While sufficiently funny, charming and clever, Elf is no modern Christmas classic. It’s worth another look every other holiday or so, but not every year.
But Will Ferrell-haters and people who just don’t get him should face it: Elf will make Ferrell a bona fide star — and for good reason.
He’s as adept at sweet as he is at rude, the mere sight of him in the yellow-and-green elf suit is good for a laugh, and his senses are so completely tuned into the character, it’s scary. “In tune,” however, is a kind phrase for an actor who can shove spaghetti mixed with maple syrup and Pop-Tarts so gleefully into his mouth. The movie, nevertheless, turns its back on its best special effect for computer-generated trickery in the third act.
Elf‘s weakest link is not the heartwarming Christmas cheer of that act, but the totally implausible bah-humbugs of the Scrooge-like character played by James Caan. It’s great casting, and Caan can pull off a strange sort of sentiment. But this script forces too many unreasonably grumpy moments on him.
Buddy (Ferrell) is a baby raised by elves as an elf after he crawled into Santa’s sack one Christmas Eve. Upon becoming an adult, Buddy learns he is not an elf, and neither is Papa Elf (Bob Newhart, less low-key than boring in this role) actually his father.
That parent would be Walter Hobbs (Caan), a curmudgeonly publisher of children’s books who fathered Buddy unknowingly with a long-ago college love. In hopes of meeting Walter, Buddy journeys on foot from the North Pole to New York, where his naivete is mistaken for madness.

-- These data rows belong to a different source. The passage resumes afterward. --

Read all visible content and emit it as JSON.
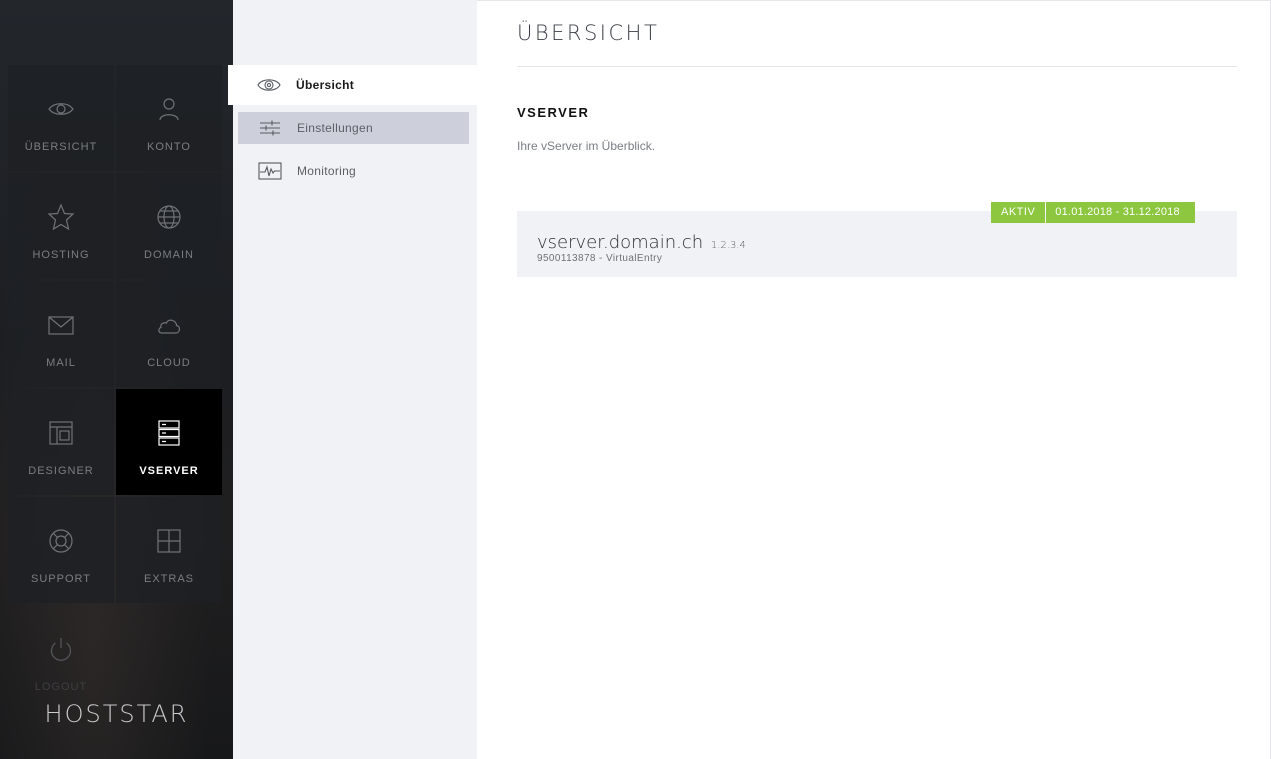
{
  "sidebar": {
    "tiles": [
      {
        "label": "ÜBERSICHT",
        "icon": "eye-icon"
      },
      {
        "label": "KONTO",
        "icon": "user-icon"
      },
      {
        "label": "HOSTING",
        "icon": "star-icon"
      },
      {
        "label": "DOMAIN",
        "icon": "globe-icon"
      },
      {
        "label": "MAIL",
        "icon": "envelope-icon"
      },
      {
        "label": "CLOUD",
        "icon": "cloud-icon"
      },
      {
        "label": "DESIGNER",
        "icon": "layout-icon"
      },
      {
        "label": "VSERVER",
        "icon": "server-icon",
        "active": true
      },
      {
        "label": "SUPPORT",
        "icon": "lifebuoy-icon"
      },
      {
        "label": "EXTRAS",
        "icon": "plus-square-icon"
      },
      {
        "label": "LOGOUT",
        "icon": "power-icon"
      }
    ],
    "brand": "HOSTSTAR"
  },
  "submenu": {
    "items": [
      {
        "label": "Übersicht",
        "icon": "eye-icon",
        "state": "current"
      },
      {
        "label": "Einstellungen",
        "icon": "sliders-icon",
        "state": "hover"
      },
      {
        "label": "Monitoring",
        "icon": "pulse-icon",
        "state": "normal"
      }
    ]
  },
  "main": {
    "page_title": "ÜBERSICHT",
    "section_title": "VSERVER",
    "section_desc": "Ihre vServer im Überblick.",
    "server": {
      "name": "vserver.domain.ch",
      "ip": "1.2.3.4",
      "sub": "9500113878 - VirtualEntry",
      "status": "AKTIV",
      "period": "01.01.2018 - 31.12.2018"
    }
  },
  "colors": {
    "sidebar_bg": "#1e2024",
    "active_tile": "#000000",
    "submenu_bg": "#f1f2f5",
    "submenu_hover": "#cdd0da",
    "badge_green": "#8dc63f",
    "card_bg": "#f1f2f5"
  }
}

Initially cast off by Walter, Buddy finds temporary work as a department-store elf and romance with a cynical cohort played by Zooey Deschanel. With no-nonsense skepticism, Deschanel throws out zingers like the anti-Reese Witherspoon. Her finely featured singing voice is an added bonus.
Eventually, Walter takes Buddy in to live with him, his wife (Mary Steenburgen) and young son (Daniel Tay). As Buddy learns the rough ropes of Walter’s business, there is the problem of diminished Christmas spirit to contend with. Without it, Santa’s sleigh can’t fly, setting up the film’s third act, in which Buddy — you guessed it — must save Christmas.
The intentionally fake sets and stop-motion animation are director Jon Favreau’s homage to the Rankin/Bass Christmas specials. But it is fleeting, aging-hipster lip service, paid for no good reason. Every bit in the North Pole is weak. Elves adapt ESPN-speak in calling toy-making “the big show” and grouse about middle-management concerns with Etch-a-Sketch quotas.
Ferrell forces the film to come alive when he hits the department store, giving every single one of those scenes undeniable comic punch. And the film has a strong theme and heart. Buddy’s weaknesses as an elf come in handier in the real world, and his love for Walter feels genuine.
But Walter is such a coldhearted penny-pincher that he leaves the resolution out of a book to save some cash. Yeah, right. And his actions at the end, though setting up a marvelous special-effects shot, make no sense. After what he’s seen, there’s no way he would not be singing at that moment. Because Elf is otherwise worth seeing, you’ll understand what that means.